“To have the option to live in an area where you have high-quality transit service, whether you go into the office every day or not is almost irrelevant, to some degree,” he said. “It’s really about all the things you want to do with your life. And if you have that option there, that’s a value.”
Wiedefeld, who will retire from the agency later this year, said Metro can continue to attract people moving into transit-situated apartments and condominiums, college students and reverse commuters who live in D.C. but work elsewhere.
“I believe there is additional ridership. It just may not look like the ridership that we served pre-pandemic,” he said. “We will serve some of that, but I think it’s changing.”
Wiedefeld said technology can help Metro shave costs. The agency might also consider a partnership with ride-hailing companies, which Metro tested in 2019, subsidizing late-night Lyft and Uber rides to people working later than Metro’s service hours.

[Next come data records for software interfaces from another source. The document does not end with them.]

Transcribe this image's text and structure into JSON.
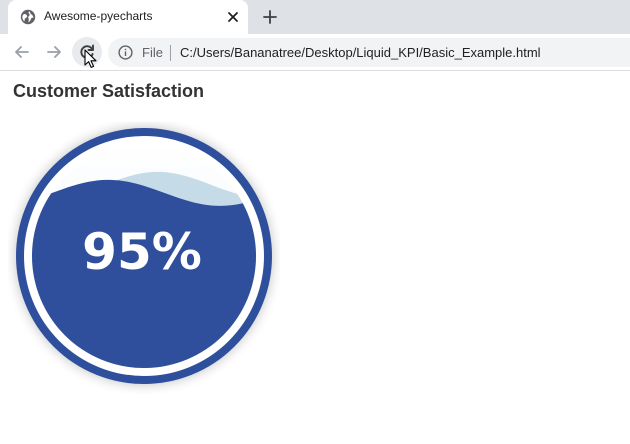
{
  "browser": {
    "tab": {
      "title": "Awesome-pyecharts",
      "icon": "globe-icon",
      "close_icon": "close-icon"
    },
    "new_tab_icon": "plus-icon",
    "toolbar": {
      "back_icon": "arrow-left-icon",
      "forward_icon": "arrow-right-icon",
      "reload_icon": "reload-icon",
      "info_icon": "info-icon",
      "scheme_label": "File",
      "url": "C:/Users/Bananatree/Desktop/Liquid_KPI/Basic_Example.html"
    }
  },
  "page": {
    "title": "Customer Satisfaction"
  },
  "chart_data": {
    "type": "liquidfill",
    "title": "Customer Satisfaction",
    "values": [
      0.95
    ],
    "label": "95%",
    "colors": {
      "fill": "#2f4f9c",
      "border": "#2f4f9c",
      "wave_light": "#c5dbe7"
    }
  }
}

Automation of shuttles or Metrorail could also help reduce costs, since more than 70 percent of Metro’s operating budget goes toward labor. The Metrorail system ran on an autopilot system for decades until a 2009 collision at Fort Totten killed an operator and eight passengers. Even though it wasn’t at fault, Metro’s Automatic Train Operations system has been disabled ever since.
Wiedefeld said Metrobus expansion is another place the transit system might find riders. Throughout the pandemic, more people have ridden the bus than the much larger Metrorail system, especially lower-income riders.
As commuter numbers lag, discussions are taking place to lure more people to downtown Washington, where office vacancy rates stand at an elevated 16.5 percent, said Gerry Widdicombe, director of economic development for the DowntownDC business improvement district. Retail vacancy rates are at 21 percent, a percentage point off the record set in December 2020.
Meanwhile, downtown housing vacancy rates are near record lows, said Galin Brooks, director of planning and placemaking with DowntownDC. She said as the omicron variant has faded, more people are coming downtown for reasons outside of work. Metrorail is busiest within the downtown district on weekends, while the number of people downtown is about 60 percent of pre-pandemic levels.
Entertainment-focused businesses and venues are nearly back to normal, Widdicombe said, while restaurants are about 70 percent full. He said he would like to see a shift downtown to providing more housing, with residential areas making up 6 percent of downtown compared with office space at 76 percent.
While the next few years could be difficult for transit in the Washington area, Wiedefeld said he expects Metro to come out on the other side serving a prominent role.
“There will be different ways we move around with [Metro]," he said. “But at the end of the day, this is such a strong region that we will get back there. I’m very positive about that.”
More coverage: Air travel, transit, railroads
Maryland mishap: 798,000 license plates promote Philippines gambling site
Debt ceiling: Ailing transit agencies to keep pandemic funding in deal
Auto-braking: Administration seeks automatic emergency braking on all new cars
Boeing: Max families can seek damages for victims’ suffering in the air
Amtrak: Testing difficulties delay launch of faster Acela trains